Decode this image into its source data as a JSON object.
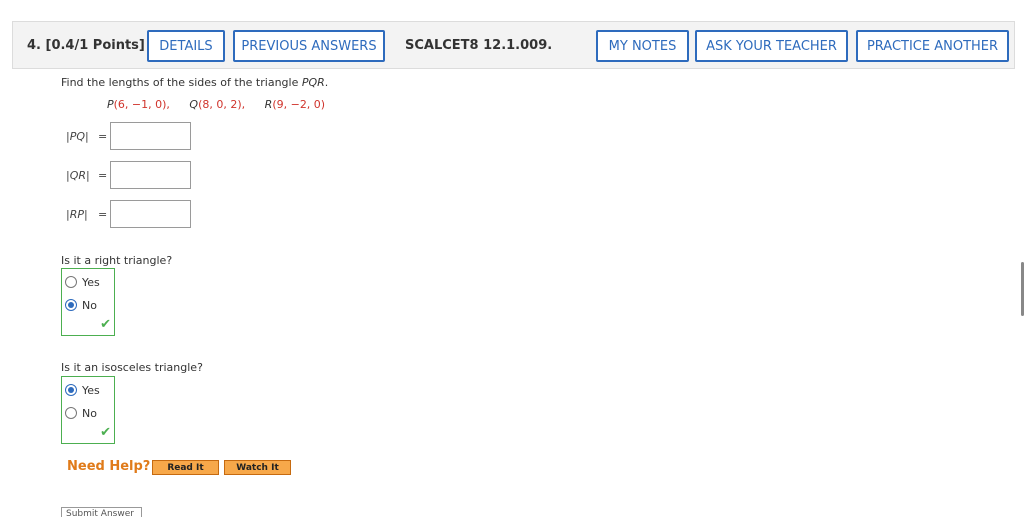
{
  "header": {
    "question_number": "4. [0.4/1 Points]",
    "buttons": {
      "details": "DETAILS",
      "previous_answers": "PREVIOUS ANSWERS",
      "my_notes": "MY NOTES",
      "ask_teacher": "ASK YOUR TEACHER",
      "practice_another": "PRACTICE ANOTHER"
    },
    "code": "SCALCET8 12.1.009."
  },
  "problem": {
    "prompt_prefix": "Find the lengths of the sides of the triangle ",
    "prompt_italic": "PQR",
    "prompt_suffix": ".",
    "points": [
      {
        "label": "P",
        "coords": "(6, −1, 0),"
      },
      {
        "label": "Q",
        "coords": "(8, 0, 2),"
      },
      {
        "label": "R",
        "coords": "(9, −2, 0)"
      }
    ]
  },
  "answers": [
    {
      "label": "PQ",
      "value": ""
    },
    {
      "label": "QR",
      "value": ""
    },
    {
      "label": "RP",
      "value": ""
    }
  ],
  "right_triangle": {
    "question": "Is it a right triangle?",
    "options": [
      "Yes",
      "No"
    ],
    "selected": "No",
    "status": "correct"
  },
  "isosceles": {
    "question": "Is it an isosceles triangle?",
    "options": [
      "Yes",
      "No"
    ],
    "selected": "Yes",
    "status": "correct"
  },
  "help": {
    "label": "Need Help?",
    "read_it": "Read It",
    "watch_it": "Watch It"
  },
  "submit": "Submit Answer",
  "colors": {
    "accent": "#2e6bbd",
    "correct": "#4caf50",
    "point_red": "#d0342c",
    "help_orange": "#e07b1a"
  }
}
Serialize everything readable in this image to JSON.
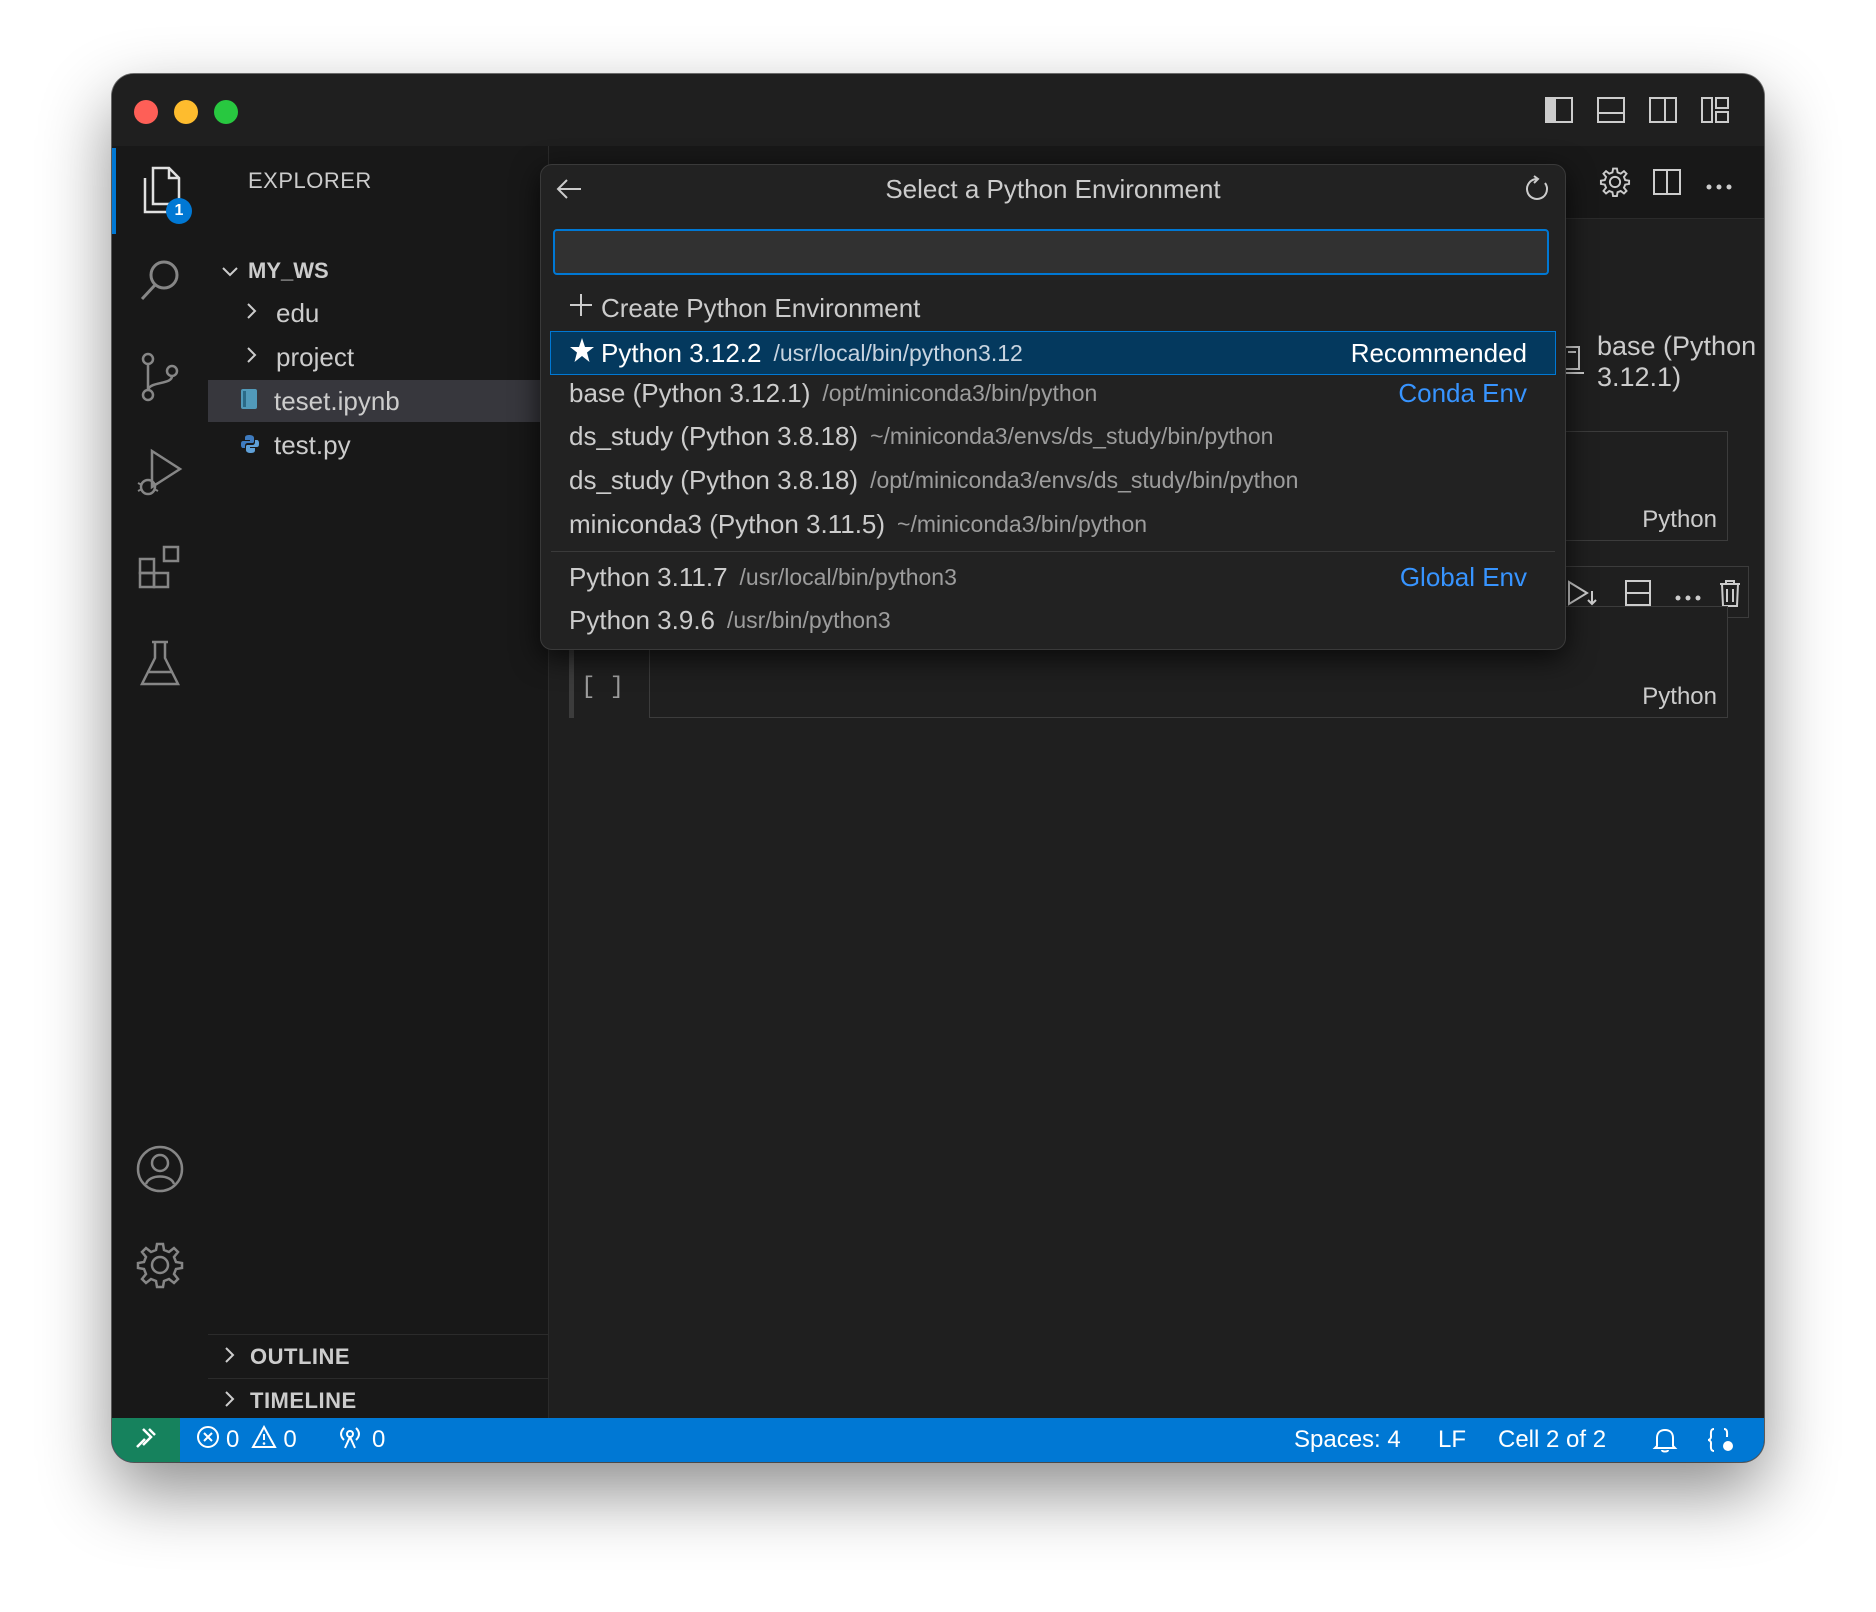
{
  "colors": {
    "accent": "#0078d4",
    "link_blue": "#3794ff",
    "remote_green": "#16825d",
    "selection": "#04395e"
  },
  "activity_bar": {
    "explorer_badge": "1",
    "icons": [
      "files-icon",
      "search-icon",
      "source-control-icon",
      "run-debug-icon",
      "extensions-icon",
      "testing-icon",
      "account-icon",
      "settings-gear-icon"
    ]
  },
  "sidebar": {
    "title": "EXPLORER",
    "workspace": "MY_WS",
    "items": [
      {
        "label": "edu",
        "kind": "folder"
      },
      {
        "label": "project",
        "kind": "folder"
      },
      {
        "label": "teset.ipynb",
        "kind": "notebook"
      },
      {
        "label": "test.py",
        "kind": "python"
      }
    ],
    "sections": [
      "OUTLINE",
      "TIMELINE"
    ]
  },
  "editor": {
    "kernel": "base (Python 3.12.1)",
    "cell1_lang": "Python",
    "cell2_lang": "Python",
    "cell2_exec": "[ ]"
  },
  "quick_pick": {
    "title": "Select a Python Environment",
    "input_value": "",
    "create_label": "Create Python Environment",
    "groups": [
      {
        "items": [
          {
            "label": "Python 3.12.2",
            "path": "/usr/local/bin/python3.12",
            "tag": "Recommended",
            "selected": true,
            "starred": true
          }
        ]
      },
      {
        "items": [
          {
            "label": "base (Python 3.12.1)",
            "path": "/opt/miniconda3/bin/python",
            "tag": "Conda Env"
          },
          {
            "label": "ds_study (Python 3.8.18)",
            "path": "~/miniconda3/envs/ds_study/bin/python",
            "tag": ""
          },
          {
            "label": "ds_study (Python 3.8.18)",
            "path": "/opt/miniconda3/envs/ds_study/bin/python",
            "tag": ""
          },
          {
            "label": "miniconda3 (Python 3.11.5)",
            "path": "~/miniconda3/bin/python",
            "tag": ""
          }
        ]
      },
      {
        "items": [
          {
            "label": "Python 3.11.7",
            "path": "/usr/local/bin/python3",
            "tag": "Global Env"
          },
          {
            "label": "Python 3.9.6",
            "path": "/usr/bin/python3",
            "tag": ""
          }
        ]
      }
    ]
  },
  "status_bar": {
    "errors": "0",
    "warnings": "0",
    "ports": "0",
    "spaces": "Spaces: 4",
    "eol": "LF",
    "cell": "Cell 2 of 2"
  }
}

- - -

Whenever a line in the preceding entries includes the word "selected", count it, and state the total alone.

▶ _Solution for this exercise_
3